Segment Open

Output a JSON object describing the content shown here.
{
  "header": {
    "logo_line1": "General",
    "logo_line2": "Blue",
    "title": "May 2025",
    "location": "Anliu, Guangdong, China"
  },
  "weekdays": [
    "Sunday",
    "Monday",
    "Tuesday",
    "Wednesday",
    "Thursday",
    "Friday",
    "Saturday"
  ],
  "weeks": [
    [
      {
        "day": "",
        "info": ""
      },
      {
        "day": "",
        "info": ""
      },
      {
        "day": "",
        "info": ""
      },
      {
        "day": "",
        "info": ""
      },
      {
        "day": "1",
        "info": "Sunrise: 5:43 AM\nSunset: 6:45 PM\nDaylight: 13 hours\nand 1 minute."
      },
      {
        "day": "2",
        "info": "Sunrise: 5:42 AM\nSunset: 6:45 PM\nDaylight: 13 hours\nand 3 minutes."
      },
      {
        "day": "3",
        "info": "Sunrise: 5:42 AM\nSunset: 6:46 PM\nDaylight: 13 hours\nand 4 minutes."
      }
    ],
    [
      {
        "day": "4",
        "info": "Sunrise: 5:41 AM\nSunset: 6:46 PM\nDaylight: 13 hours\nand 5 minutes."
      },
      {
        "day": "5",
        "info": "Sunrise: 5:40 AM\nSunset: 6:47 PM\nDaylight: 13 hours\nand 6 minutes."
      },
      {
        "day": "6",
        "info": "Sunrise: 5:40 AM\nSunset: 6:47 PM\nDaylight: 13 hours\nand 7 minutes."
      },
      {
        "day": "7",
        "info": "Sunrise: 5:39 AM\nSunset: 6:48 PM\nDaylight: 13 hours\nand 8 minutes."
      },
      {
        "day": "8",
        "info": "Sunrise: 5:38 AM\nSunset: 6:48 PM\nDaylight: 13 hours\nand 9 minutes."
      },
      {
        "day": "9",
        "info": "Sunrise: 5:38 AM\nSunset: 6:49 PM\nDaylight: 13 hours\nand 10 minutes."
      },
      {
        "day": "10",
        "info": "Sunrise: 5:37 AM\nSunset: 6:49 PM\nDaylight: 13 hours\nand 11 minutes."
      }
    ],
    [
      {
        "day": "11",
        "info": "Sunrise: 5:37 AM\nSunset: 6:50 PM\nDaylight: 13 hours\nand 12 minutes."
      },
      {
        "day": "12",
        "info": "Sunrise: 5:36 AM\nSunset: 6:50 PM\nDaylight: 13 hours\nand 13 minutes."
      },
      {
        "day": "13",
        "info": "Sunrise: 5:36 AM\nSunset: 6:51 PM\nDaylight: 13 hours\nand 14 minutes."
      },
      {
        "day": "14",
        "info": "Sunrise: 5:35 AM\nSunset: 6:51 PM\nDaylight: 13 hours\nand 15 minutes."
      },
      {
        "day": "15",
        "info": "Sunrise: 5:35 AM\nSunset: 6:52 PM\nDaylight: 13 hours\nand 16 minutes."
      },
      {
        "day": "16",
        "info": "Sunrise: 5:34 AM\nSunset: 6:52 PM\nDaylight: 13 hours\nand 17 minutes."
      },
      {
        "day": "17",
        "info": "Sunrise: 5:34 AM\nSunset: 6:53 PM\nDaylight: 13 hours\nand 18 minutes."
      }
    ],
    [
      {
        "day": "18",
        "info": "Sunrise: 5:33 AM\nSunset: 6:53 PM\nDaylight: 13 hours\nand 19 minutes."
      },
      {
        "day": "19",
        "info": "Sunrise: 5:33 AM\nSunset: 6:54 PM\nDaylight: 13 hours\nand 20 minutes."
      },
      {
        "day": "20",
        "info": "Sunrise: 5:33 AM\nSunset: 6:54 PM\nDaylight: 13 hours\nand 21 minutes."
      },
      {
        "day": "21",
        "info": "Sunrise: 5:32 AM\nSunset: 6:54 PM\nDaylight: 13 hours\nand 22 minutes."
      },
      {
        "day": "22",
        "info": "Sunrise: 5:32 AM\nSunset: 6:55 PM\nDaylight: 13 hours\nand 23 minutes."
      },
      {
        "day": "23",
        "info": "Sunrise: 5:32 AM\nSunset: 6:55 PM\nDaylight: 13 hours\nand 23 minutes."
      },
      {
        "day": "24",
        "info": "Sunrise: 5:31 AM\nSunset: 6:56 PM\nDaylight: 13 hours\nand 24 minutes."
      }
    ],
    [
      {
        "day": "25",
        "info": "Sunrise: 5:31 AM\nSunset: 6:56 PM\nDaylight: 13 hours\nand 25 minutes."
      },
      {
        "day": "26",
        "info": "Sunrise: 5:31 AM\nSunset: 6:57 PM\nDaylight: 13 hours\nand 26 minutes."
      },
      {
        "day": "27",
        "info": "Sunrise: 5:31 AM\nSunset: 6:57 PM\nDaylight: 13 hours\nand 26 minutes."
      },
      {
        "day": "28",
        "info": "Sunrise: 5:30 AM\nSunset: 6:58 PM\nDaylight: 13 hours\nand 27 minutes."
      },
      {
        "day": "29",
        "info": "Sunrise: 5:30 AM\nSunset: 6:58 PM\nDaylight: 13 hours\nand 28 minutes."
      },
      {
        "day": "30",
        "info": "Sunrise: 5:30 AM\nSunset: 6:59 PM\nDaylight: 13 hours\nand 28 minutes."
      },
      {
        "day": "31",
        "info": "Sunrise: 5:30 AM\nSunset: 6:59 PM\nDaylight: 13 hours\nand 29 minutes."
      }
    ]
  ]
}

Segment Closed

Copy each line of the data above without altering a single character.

▸ Solution for this exercise
Output a JSON object describing the content shown here.
{
  "header": {
    "logo_line1": "General",
    "logo_line2": "Blue",
    "title": "May 2025",
    "location": "Anliu, Guangdong, China"
  },
  "weekdays": [
    "Sunday",
    "Monday",
    "Tuesday",
    "Wednesday",
    "Thursday",
    "Friday",
    "Saturday"
  ],
  "weeks": [
    [
      {
        "day": "",
        "info": ""
      },
      {
        "day": "",
        "info": ""
      },
      {
        "day": "",
        "info": ""
      },
      {
        "day": "",
        "info": ""
      },
      {
        "day": "1",
        "info": "Sunrise: 5:43 AM\nSunset: 6:45 PM\nDaylight: 13 hours\nand 1 minute."
      },
      {
        "day": "2",
        "info": "Sunrise: 5:42 AM\nSunset: 6:45 PM\nDaylight: 13 hours\nand 3 minutes."
      },
      {
        "day": "3",
        "info": "Sunrise: 5:42 AM\nSunset: 6:46 PM\nDaylight: 13 hours\nand 4 minutes."
      }
    ],
    [
      {
        "day": "4",
        "info": "Sunrise: 5:41 AM\nSunset: 6:46 PM\nDaylight: 13 hours\nand 5 minutes."
      },
      {
        "day": "5",
        "info": "Sunrise: 5:40 AM\nSunset: 6:47 PM\nDaylight: 13 hours\nand 6 minutes."
      },
      {
        "day": "6",
        "info": "Sunrise: 5:40 AM\nSunset: 6:47 PM\nDaylight: 13 hours\nand 7 minutes."
      },
      {
        "day": "7",
        "info": "Sunrise: 5:39 AM\nSunset: 6:48 PM\nDaylight: 13 hours\nand 8 minutes."
      },
      {
        "day": "8",
        "info": "Sunrise: 5:38 AM\nSunset: 6:48 PM\nDaylight: 13 hours\nand 9 minutes."
      },
      {
        "day": "9",
        "info": "Sunrise: 5:38 AM\nSunset: 6:49 PM\nDaylight: 13 hours\nand 10 minutes."
      },
      {
        "day": "10",
        "info": "Sunrise: 5:37 AM\nSunset: 6:49 PM\nDaylight: 13 hours\nand 11 minutes."
      }
    ],
    [
      {
        "day": "11",
        "info": "Sunrise: 5:37 AM\nSunset: 6:50 PM\nDaylight: 13 hours\nand 12 minutes."
      },
      {
        "day": "12",
        "info": "Sunrise: 5:36 AM\nSunset: 6:50 PM\nDaylight: 13 hours\nand 13 minutes."
      },
      {
        "day": "13",
        "info": "Sunrise: 5:36 AM\nSunset: 6:51 PM\nDaylight: 13 hours\nand 14 minutes."
      },
      {
        "day": "14",
        "info": "Sunrise: 5:35 AM\nSunset: 6:51 PM\nDaylight: 13 hours\nand 15 minutes."
      },
      {
        "day": "15",
        "info": "Sunrise: 5:35 AM\nSunset: 6:52 PM\nDaylight: 13 hours\nand 16 minutes."
      },
      {
        "day": "16",
        "info": "Sunrise: 5:34 AM\nSunset: 6:52 PM\nDaylight: 13 hours\nand 17 minutes."
      },
      {
        "day": "17",
        "info": "Sunrise: 5:34 AM\nSunset: 6:53 PM\nDaylight: 13 hours\nand 18 minutes."
      }
    ],
    [
      {
        "day": "18",
        "info": "Sunrise: 5:33 AM\nSunset: 6:53 PM\nDaylight: 13 hours\nand 19 minutes."
      },
      {
        "day": "19",
        "info": "Sunrise: 5:33 AM\nSunset: 6:54 PM\nDaylight: 13 hours\nand 20 minutes."
      },
      {
        "day": "20",
        "info": "Sunrise: 5:33 AM\nSunset: 6:54 PM\nDaylight: 13 hours\nand 21 minutes."
      },
      {
        "day": "21",
        "info": "Sunrise: 5:32 AM\nSunset: 6:54 PM\nDaylight: 13 hours\nand 22 minutes."
      },
      {
        "day": "22",
        "info": "Sunrise: 5:32 AM\nSunset: 6:55 PM\nDaylight: 13 hours\nand 23 minutes."
      },
      {
        "day": "23",
        "info": "Sunrise: 5:32 AM\nSunset: 6:55 PM\nDaylight: 13 hours\nand 23 minutes."
      },
      {
        "day": "24",
        "info": "Sunrise: 5:31 AM\nSunset: 6:56 PM\nDaylight: 13 hours\nand 24 minutes."
      }
    ],
    [
      {
        "day": "25",
        "info": "Sunrise: 5:31 AM\nSunset: 6:56 PM\nDaylight: 13 hours\nand 25 minutes."
      },
      {
        "day": "26",
        "info": "Sunrise: 5:31 AM\nSunset: 6:57 PM\nDaylight: 13 hours\nand 26 minutes."
      },
      {
        "day": "27",
        "info": "Sunrise: 5:31 AM\nSunset: 6:57 PM\nDaylight: 13 hours\nand 26 minutes."
      },
      {
        "day": "28",
        "info": "Sunrise: 5:30 AM\nSunset: 6:58 PM\nDaylight: 13 hours\nand 27 minutes."
      },
      {
        "day": "29",
        "info": "Sunrise: 5:30 AM\nSunset: 6:58 PM\nDaylight: 13 hours\nand 28 minutes."
      },
      {
        "day": "30",
        "info": "Sunrise: 5:30 AM\nSunset: 6:59 PM\nDaylight: 13 hours\nand 28 minutes."
      },
      {
        "day": "31",
        "info": "Sunrise: 5:30 AM\nSunset: 6:59 PM\nDaylight: 13 hours\nand 29 minutes."
      }
    ]
  ]
}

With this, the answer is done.